* **DATA EXCERPTS**
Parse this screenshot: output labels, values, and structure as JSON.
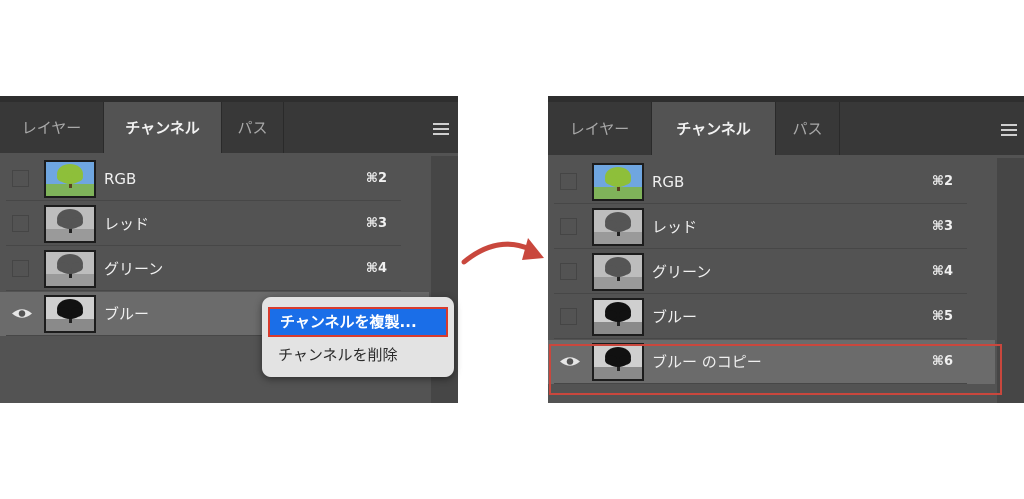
{
  "tabs": [
    "レイヤー",
    "チャンネル",
    "パス"
  ],
  "active_tab": "チャンネル",
  "left_panel": {
    "channels": [
      {
        "name": "RGB",
        "shortcut": "⌘2",
        "visible": false,
        "thumb": "color"
      },
      {
        "name": "レッド",
        "shortcut": "⌘3",
        "visible": false,
        "thumb": "gray"
      },
      {
        "name": "グリーン",
        "shortcut": "⌘4",
        "visible": false,
        "thumb": "gray"
      },
      {
        "name": "ブルー",
        "shortcut": "",
        "visible": true,
        "thumb": "dark",
        "selected": true
      }
    ],
    "context_menu": {
      "items": [
        "チャンネルを複製...",
        "チャンネルを削除"
      ]
    }
  },
  "right_panel": {
    "channels": [
      {
        "name": "RGB",
        "shortcut": "⌘2",
        "visible": false,
        "thumb": "color"
      },
      {
        "name": "レッド",
        "shortcut": "⌘3",
        "visible": false,
        "thumb": "gray"
      },
      {
        "name": "グリーン",
        "shortcut": "⌘4",
        "visible": false,
        "thumb": "gray"
      },
      {
        "name": "ブルー",
        "shortcut": "⌘5",
        "visible": false,
        "thumb": "dark"
      },
      {
        "name": "ブルー のコピー",
        "shortcut": "⌘6",
        "visible": true,
        "thumb": "dark",
        "selected": true
      }
    ]
  },
  "colors": {
    "panel": "#535353",
    "tabbar": "#383838",
    "accent": "#1a6ee8",
    "highlight_border": "#c9473d",
    "arrow": "#c9473d"
  },
  "icons": [
    "eye-icon",
    "panel-menu-icon",
    "arrow-right-icon"
  ]
}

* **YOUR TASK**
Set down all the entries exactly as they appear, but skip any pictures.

* **YOUR RESPONSE**
Parse this screenshot: output labels, values, and structure as JSON.
{
  "tabs": [
    "レイヤー",
    "チャンネル",
    "パス"
  ],
  "active_tab": "チャンネル",
  "left_panel": {
    "channels": [
      {
        "name": "RGB",
        "shortcut": "⌘2",
        "visible": false,
        "thumb": "color"
      },
      {
        "name": "レッド",
        "shortcut": "⌘3",
        "visible": false,
        "thumb": "gray"
      },
      {
        "name": "グリーン",
        "shortcut": "⌘4",
        "visible": false,
        "thumb": "gray"
      },
      {
        "name": "ブルー",
        "shortcut": "",
        "visible": true,
        "thumb": "dark",
        "selected": true
      }
    ],
    "context_menu": {
      "items": [
        "チャンネルを複製...",
        "チャンネルを削除"
      ]
    }
  },
  "right_panel": {
    "channels": [
      {
        "name": "RGB",
        "shortcut": "⌘2",
        "visible": false,
        "thumb": "color"
      },
      {
        "name": "レッド",
        "shortcut": "⌘3",
        "visible": false,
        "thumb": "gray"
      },
      {
        "name": "グリーン",
        "shortcut": "⌘4",
        "visible": false,
        "thumb": "gray"
      },
      {
        "name": "ブルー",
        "shortcut": "⌘5",
        "visible": false,
        "thumb": "dark"
      },
      {
        "name": "ブルー のコピー",
        "shortcut": "⌘6",
        "visible": true,
        "thumb": "dark",
        "selected": true
      }
    ]
  },
  "colors": {
    "panel": "#535353",
    "tabbar": "#383838",
    "accent": "#1a6ee8",
    "highlight_border": "#c9473d",
    "arrow": "#c9473d"
  },
  "icons": [
    "eye-icon",
    "panel-menu-icon",
    "arrow-right-icon"
  ]
}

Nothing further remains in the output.